A report published on Tuesday in the Guardian highlights the exorbitant costs associated with childbirth in the United States—often catching families by surprise and leaving them thousands of dollars in debt to hospitals—and underscores the world of difference between maternal care in the U.S. and other industrialized nations with universal healthcare.
A study by the advocacy group Childbirth Connection found that while costs vary by state and hospital, the average price tag for a vaginal delivery with no complications, including care for a newborn directly after birth, is $32,093 in the U.S. A caesarean section costs more than $51,000 on average.
The report came just days after President Donald Trump vulgarly pondered why there aren't more immigrants from Norway in the U.S. Like most industrialized countries, Norway provides healthcare to its citizens free-of-charge, and huge debts or medical bankruptcy brought on by the delivery of a child would be impossible there.
In 2015, Norway ranked as the best-performing country in the world in terms of healthcare for new mothers, according to Save the Children, and was found to have an infant mortality rate below two percent, compared with the U.S. rate of 7.9 percent.
The author of a highly respected 2007 study of medical bankruptcy in the U.S. estimated that 11 years later, as many as 56,000 households still go bankrupt annually as a result of childbirth or adoption.
"Why any society should let anyone be bankrupted by medical bills is beyond me, frankly," Dr. Steffie Woolhandler, a co-founder of Physicians for a National Health Program, told the Guardian. "It just doesn't happen in other western democracies."
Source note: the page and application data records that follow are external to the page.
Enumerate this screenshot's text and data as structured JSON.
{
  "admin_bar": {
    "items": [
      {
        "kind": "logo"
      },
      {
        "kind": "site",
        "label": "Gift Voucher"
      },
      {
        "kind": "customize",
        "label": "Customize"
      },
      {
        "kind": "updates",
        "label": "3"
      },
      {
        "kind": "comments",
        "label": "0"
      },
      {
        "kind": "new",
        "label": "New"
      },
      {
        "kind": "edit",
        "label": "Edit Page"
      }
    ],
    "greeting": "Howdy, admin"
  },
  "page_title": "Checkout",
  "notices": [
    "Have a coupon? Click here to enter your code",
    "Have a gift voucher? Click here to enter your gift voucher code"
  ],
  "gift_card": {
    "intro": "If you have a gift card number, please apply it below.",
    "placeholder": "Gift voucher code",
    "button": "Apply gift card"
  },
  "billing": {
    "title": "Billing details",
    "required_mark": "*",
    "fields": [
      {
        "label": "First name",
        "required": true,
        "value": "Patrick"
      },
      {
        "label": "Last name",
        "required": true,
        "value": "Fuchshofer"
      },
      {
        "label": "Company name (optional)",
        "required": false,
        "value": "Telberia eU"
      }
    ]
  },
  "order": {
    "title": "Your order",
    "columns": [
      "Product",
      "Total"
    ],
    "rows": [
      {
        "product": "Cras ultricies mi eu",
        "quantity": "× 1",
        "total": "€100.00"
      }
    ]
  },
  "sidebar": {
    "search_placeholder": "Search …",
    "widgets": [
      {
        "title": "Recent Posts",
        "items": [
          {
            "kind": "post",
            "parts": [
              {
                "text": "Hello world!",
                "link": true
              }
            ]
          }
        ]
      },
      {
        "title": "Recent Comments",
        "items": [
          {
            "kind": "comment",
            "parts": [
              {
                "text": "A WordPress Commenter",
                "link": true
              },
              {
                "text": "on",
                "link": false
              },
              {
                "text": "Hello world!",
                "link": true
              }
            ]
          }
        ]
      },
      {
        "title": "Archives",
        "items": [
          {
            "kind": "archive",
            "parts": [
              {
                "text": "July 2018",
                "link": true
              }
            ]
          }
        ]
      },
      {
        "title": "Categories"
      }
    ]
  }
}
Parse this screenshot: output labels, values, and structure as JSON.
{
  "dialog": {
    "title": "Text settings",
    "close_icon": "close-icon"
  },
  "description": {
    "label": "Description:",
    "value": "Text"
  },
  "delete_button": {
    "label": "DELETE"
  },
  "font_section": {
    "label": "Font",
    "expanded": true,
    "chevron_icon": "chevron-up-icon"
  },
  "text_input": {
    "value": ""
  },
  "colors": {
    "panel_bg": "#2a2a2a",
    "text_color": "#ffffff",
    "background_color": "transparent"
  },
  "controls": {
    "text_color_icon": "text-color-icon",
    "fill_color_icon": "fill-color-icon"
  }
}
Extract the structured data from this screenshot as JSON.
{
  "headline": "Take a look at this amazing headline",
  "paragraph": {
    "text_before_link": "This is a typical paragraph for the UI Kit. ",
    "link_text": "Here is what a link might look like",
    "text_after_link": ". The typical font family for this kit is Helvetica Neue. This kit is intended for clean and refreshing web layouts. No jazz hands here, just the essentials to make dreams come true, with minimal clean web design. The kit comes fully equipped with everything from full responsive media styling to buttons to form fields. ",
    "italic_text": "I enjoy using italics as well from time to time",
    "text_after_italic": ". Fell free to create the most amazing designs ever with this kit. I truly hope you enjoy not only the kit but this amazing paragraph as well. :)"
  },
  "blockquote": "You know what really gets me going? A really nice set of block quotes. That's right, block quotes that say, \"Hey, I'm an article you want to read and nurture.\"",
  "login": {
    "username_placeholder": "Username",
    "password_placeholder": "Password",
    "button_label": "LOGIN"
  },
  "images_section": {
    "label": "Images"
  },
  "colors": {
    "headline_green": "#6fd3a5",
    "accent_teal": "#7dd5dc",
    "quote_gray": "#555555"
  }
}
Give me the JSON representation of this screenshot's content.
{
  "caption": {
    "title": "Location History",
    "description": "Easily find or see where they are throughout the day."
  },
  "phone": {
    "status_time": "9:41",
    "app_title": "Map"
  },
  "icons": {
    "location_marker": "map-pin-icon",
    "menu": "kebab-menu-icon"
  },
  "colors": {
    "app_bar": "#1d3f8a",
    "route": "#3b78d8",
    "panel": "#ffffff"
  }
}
While insurance companies often cover much of the cost of childbirth, many American families are still caught off-guard when they learn the amount they owe facilities after delivering. Childbirth Connection found that the average insured family pays about $3,400 after a birth—more than the total cost of childbirth in other countries including Spain and South Africa.
The Guardian report also came weeks after House Speaker Paul Ryan (R-Wis.) informed Americans that "we need to have higher birth rates in this country" in order to continue to fund programs like Social Security and Medicare—following the passage of the Republican Party's tax bill which many policy experts expect to trigger cuts to those programs, and decades of efforts to make prenatal healthcare and childcare less affordable and accessible to Americans.